**Exercise directions**: Would you restate all of the entries verbatim, minus any images?

(Given entries begins)

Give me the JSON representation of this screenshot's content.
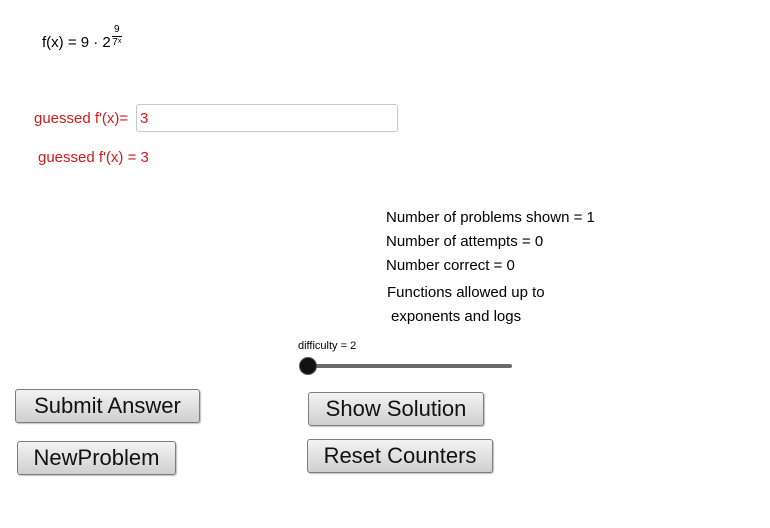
{
  "function": {
    "lhs": "f(x) = 9 · 2",
    "exp_numerator": "9",
    "exp_den_base": "7",
    "exp_den_power": "x"
  },
  "guess": {
    "label": "guessed f'(x)=",
    "value": "3",
    "echo": "guessed f'(x) = 3"
  },
  "stats": {
    "problems_shown": "Number of problems shown = 1",
    "attempts": "Number of attempts = 0",
    "correct": "Number correct = 0",
    "functions_allowed_line1": "Functions allowed up to",
    "functions_allowed_line2": "exponents and logs"
  },
  "difficulty": {
    "label": "difficulty = 2",
    "value": 2
  },
  "buttons": {
    "submit": "Submit Answer",
    "new_problem": "NewProblem",
    "show_solution": "Show Solution",
    "reset_counters": "Reset Counters"
  },
  "colors": {
    "guess_text": "#d11a1a"
  }
}
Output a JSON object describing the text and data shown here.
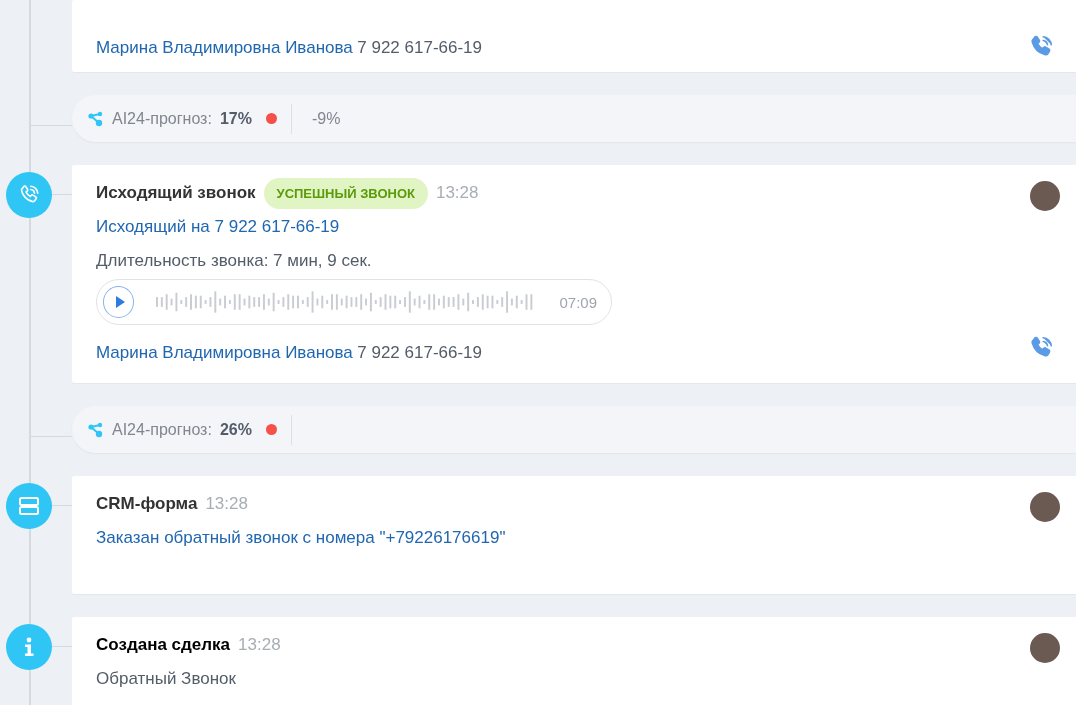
{
  "timeline": [
    {
      "kind": "contact",
      "contact_name": "Марина Владимировна Иванова",
      "contact_phone": "7 922 617-66-19"
    },
    {
      "kind": "forecast",
      "label": "AI24-прогноз:",
      "value": "17%",
      "color": "#f5504a",
      "delta": "-9%"
    },
    {
      "kind": "call",
      "title": "Исходящий звонок",
      "badge": "УСПЕШНЫЙ ЗВОНОК",
      "time": "13:28",
      "link": "Исходящий на 7 922 617-66-19",
      "duration": "Длительность звонка: 7 мин, 9 сек.",
      "record_time": "07:09",
      "contact_name": "Марина Владимировна Иванова",
      "contact_phone": "7 922 617-66-19"
    },
    {
      "kind": "forecast",
      "label": "AI24-прогноз:",
      "value": "26%",
      "color": "#f5504a"
    },
    {
      "kind": "form",
      "title": "CRM-форма",
      "time": "13:28",
      "link": "Заказан обратный звонок с номера \"+79226176619\""
    },
    {
      "kind": "deal",
      "title": "Создана сделка",
      "time": "13:28",
      "text": "Обратный Звонок"
    }
  ]
}
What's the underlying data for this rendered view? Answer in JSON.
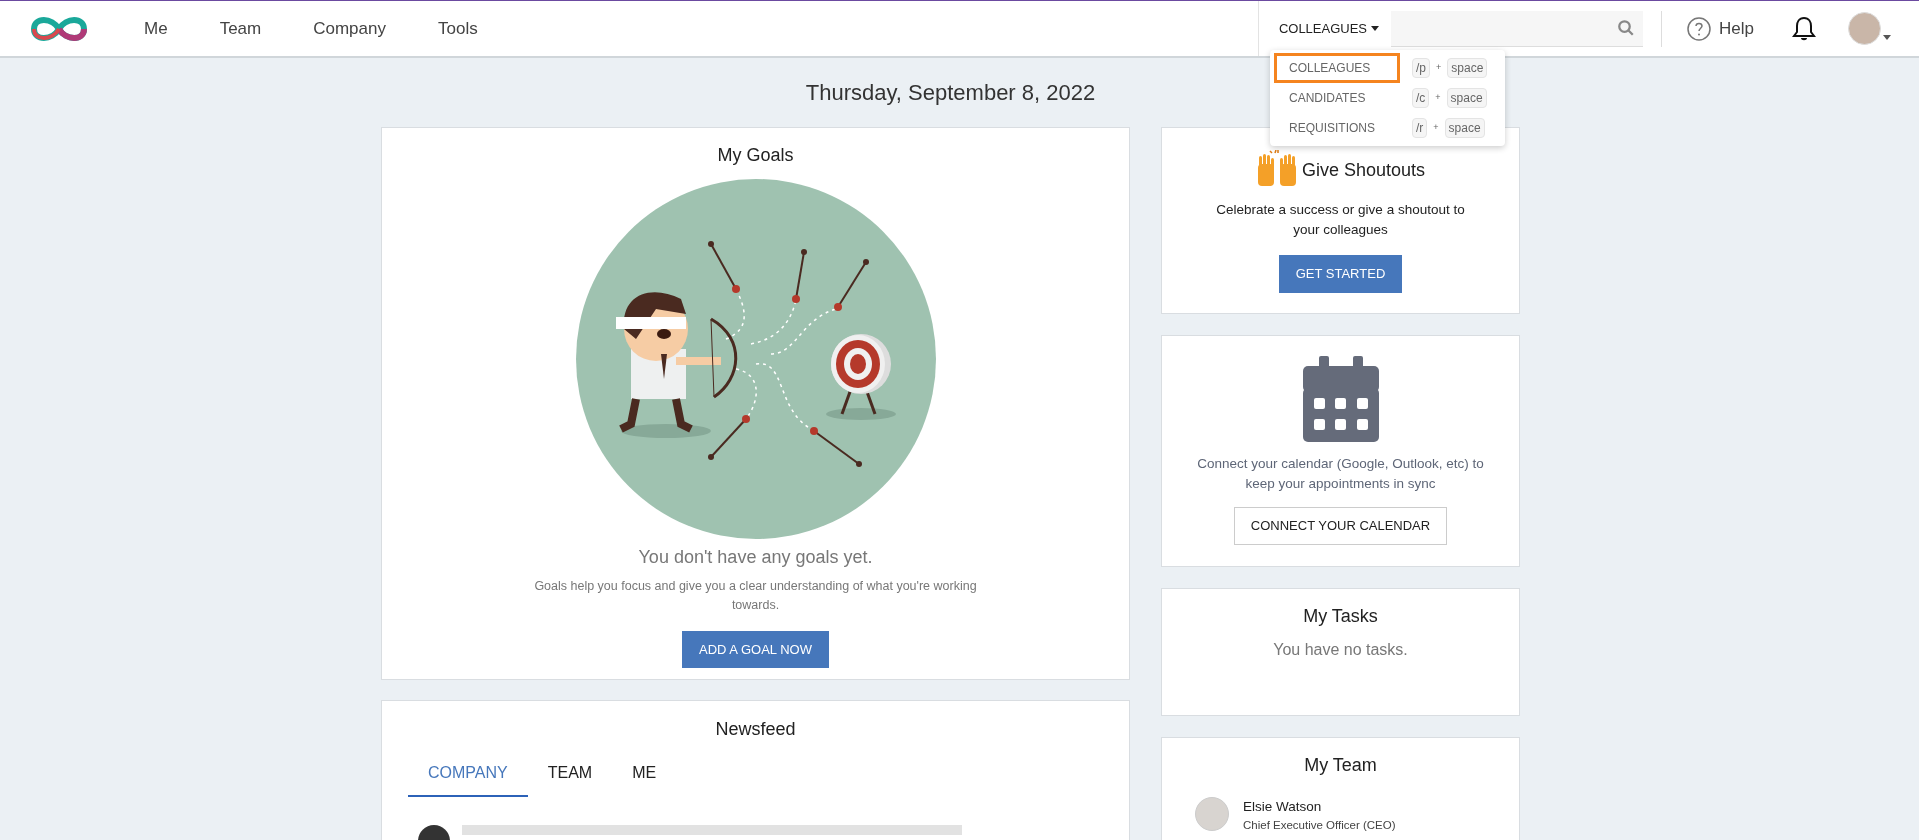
{
  "nav": {
    "links": [
      {
        "label": "Me"
      },
      {
        "label": "Team"
      },
      {
        "label": "Company"
      },
      {
        "label": "Tools"
      }
    ]
  },
  "search": {
    "scope": "COLLEAGUES",
    "menu_open": true,
    "scope_menu": [
      {
        "label": "COLLEAGUES",
        "shortcut": "/p",
        "plus": "+",
        "key": "space",
        "selected": true
      },
      {
        "label": "CANDIDATES",
        "shortcut": "/c",
        "plus": "+",
        "key": "space",
        "selected": false
      },
      {
        "label": "REQUISITIONS",
        "shortcut": "/r",
        "plus": "+",
        "key": "space",
        "selected": false
      }
    ]
  },
  "help": {
    "label": "Help"
  },
  "date": "Thursday, September 8, 2022",
  "goals": {
    "title": "My Goals",
    "empty_title": "You don't have any goals yet.",
    "description": "Goals help you focus and give you a clear understanding of what you're working towards.",
    "button": "ADD A GOAL NOW"
  },
  "newsfeed": {
    "title": "Newsfeed",
    "tabs": [
      {
        "label": "COMPANY",
        "selected": true
      },
      {
        "label": "TEAM",
        "selected": false
      },
      {
        "label": "ME",
        "selected": false
      }
    ]
  },
  "shoutouts": {
    "title": "Give Shoutouts",
    "description": "Celebrate a success or give a shoutout to your colleagues",
    "button": "GET STARTED"
  },
  "calendar": {
    "description": "Connect your calendar (Google, Outlook, etc) to keep your appointments in sync",
    "button": "CONNECT YOUR CALENDAR"
  },
  "tasks": {
    "title": "My Tasks",
    "empty": "You have no tasks."
  },
  "team": {
    "title": "My Team",
    "members": [
      {
        "name": "Elsie Watson",
        "role": "Chief Executive Officer (CEO)"
      }
    ]
  }
}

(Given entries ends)

**Finished task**:
Give me the JSON representation of this screenshot's content.
{
  "function": {
    "lhs": "f(x) = 9 · 2",
    "exp_numerator": "9",
    "exp_den_base": "7",
    "exp_den_power": "x"
  },
  "guess": {
    "label": "guessed f'(x)=",
    "value": "3",
    "echo": "guessed f'(x) = 3"
  },
  "stats": {
    "problems_shown": "Number of problems shown = 1",
    "attempts": "Number of attempts = 0",
    "correct": "Number correct = 0",
    "functions_allowed_line1": "Functions allowed up to",
    "functions_allowed_line2": "exponents and logs"
  },
  "difficulty": {
    "label": "difficulty = 2",
    "value": 2
  },
  "buttons": {
    "submit": "Submit Answer",
    "new_problem": "NewProblem",
    "show_solution": "Show Solution",
    "reset_counters": "Reset Counters"
  },
  "colors": {
    "guess_text": "#d11a1a"
  }
}
Output a JSON object describing the text and data shown here.
{
  "timeline": [
    {
      "kind": "contact",
      "contact_name": "Марина Владимировна Иванова",
      "contact_phone": "7 922 617-66-19"
    },
    {
      "kind": "forecast",
      "label": "AI24-прогноз:",
      "value": "17%",
      "color": "#f5504a",
      "delta": "-9%"
    },
    {
      "kind": "call",
      "title": "Исходящий звонок",
      "badge": "УСПЕШНЫЙ ЗВОНОК",
      "time": "13:28",
      "link": "Исходящий на 7 922 617-66-19",
      "duration": "Длительность звонка: 7 мин, 9 сек.",
      "record_time": "07:09",
      "contact_name": "Марина Владимировна Иванова",
      "contact_phone": "7 922 617-66-19"
    },
    {
      "kind": "forecast",
      "label": "AI24-прогноз:",
      "value": "26%",
      "color": "#f5504a"
    },
    {
      "kind": "form",
      "title": "CRM-форма",
      "time": "13:28",
      "link": "Заказан обратный звонок с номера \"+79226176619\""
    },
    {
      "kind": "deal",
      "title": "Создана сделка",
      "time": "13:28",
      "text": "Обратный Звонок"
    }
  ]
}
What's the underlying data for this rendered view? Answer in JSON.
{
  "nav": {
    "links": [
      {
        "label": "Me"
      },
      {
        "label": "Team"
      },
      {
        "label": "Company"
      },
      {
        "label": "Tools"
      }
    ]
  },
  "search": {
    "scope": "COLLEAGUES",
    "menu_open": true,
    "scope_menu": [
      {
        "label": "COLLEAGUES",
        "shortcut": "/p",
        "plus": "+",
        "key": "space",
        "selected": true
      },
      {
        "label": "CANDIDATES",
        "shortcut": "/c",
        "plus": "+",
        "key": "space",
        "selected": false
      },
      {
        "label": "REQUISITIONS",
        "shortcut": "/r",
        "plus": "+",
        "key": "space",
        "selected": false
      }
    ]
  },
  "help": {
    "label": "Help"
  },
  "date": "Thursday, September 8, 2022",
  "goals": {
    "title": "My Goals",
    "empty_title": "You don't have any goals yet.",
    "description": "Goals help you focus and give you a clear understanding of what you're working towards.",
    "button": "ADD A GOAL NOW"
  },
  "newsfeed": {
    "title": "Newsfeed",
    "tabs": [
      {
        "label": "COMPANY",
        "selected": true
      },
      {
        "label": "TEAM",
        "selected": false
      },
      {
        "label": "ME",
        "selected": false
      }
    ]
  },
  "shoutouts": {
    "title": "Give Shoutouts",
    "description": "Celebrate a success or give a shoutout to your colleagues",
    "button": "GET STARTED"
  },
  "calendar": {
    "description": "Connect your calendar (Google, Outlook, etc) to keep your appointments in sync",
    "button": "CONNECT YOUR CALENDAR"
  },
  "tasks": {
    "title": "My Tasks",
    "empty": "You have no tasks."
  },
  "team": {
    "title": "My Team",
    "members": [
      {
        "name": "Elsie Watson",
        "role": "Chief Executive Officer (CEO)"
      }
    ]
  }
}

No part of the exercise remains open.